Your task: In your copy, leave out the pictures and repeat the entries below exactly.

Excerpts from an interface dataset:

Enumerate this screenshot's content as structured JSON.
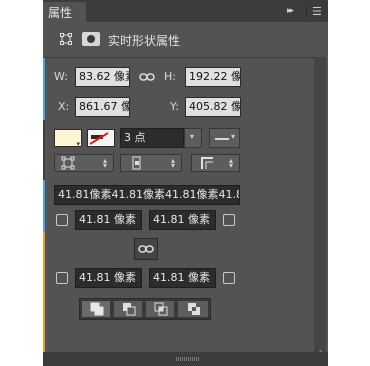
{
  "panel": {
    "tab_title": "属性",
    "collapse_glyph": "▸▸",
    "menu_glyph": "☰"
  },
  "header": {
    "title": "实时形状属性"
  },
  "transform": {
    "w_label": "W:",
    "w_value": "83.62 像素",
    "h_label": "H:",
    "h_value": "192.22 像",
    "x_label": "X:",
    "x_value": "861.67 像:",
    "y_label": "Y:",
    "y_value": "405.82 像"
  },
  "stroke": {
    "width_value": "3 点"
  },
  "corners": {
    "all_value": "41.81像素41.81像素41.81像素41.81",
    "top_left": "41.81 像素",
    "top_right": "41.81 像素",
    "bottom_left": "41.81 像素",
    "bottom_right": "41.81 像素"
  },
  "colors": {
    "fill_swatch": "#fff5d6",
    "accent_blue": "#4ea0ea",
    "accent_orange": "#e3a426",
    "panel_bg": "#535353"
  }
}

Result for this exercise:
Enumerate this screenshot's content as structured JSON.
{
  "panel": {
    "tab_title": "属性",
    "collapse_glyph": "▸▸",
    "menu_glyph": "☰"
  },
  "header": {
    "title": "实时形状属性"
  },
  "transform": {
    "w_label": "W:",
    "w_value": "83.62 像素",
    "h_label": "H:",
    "h_value": "192.22 像",
    "x_label": "X:",
    "x_value": "861.67 像:",
    "y_label": "Y:",
    "y_value": "405.82 像"
  },
  "stroke": {
    "width_value": "3 点"
  },
  "corners": {
    "all_value": "41.81像素41.81像素41.81像素41.81",
    "top_left": "41.81 像素",
    "top_right": "41.81 像素",
    "bottom_left": "41.81 像素",
    "bottom_right": "41.81 像素"
  },
  "colors": {
    "fill_swatch": "#fff5d6",
    "accent_blue": "#4ea0ea",
    "accent_orange": "#e3a426",
    "panel_bg": "#535353"
  }
}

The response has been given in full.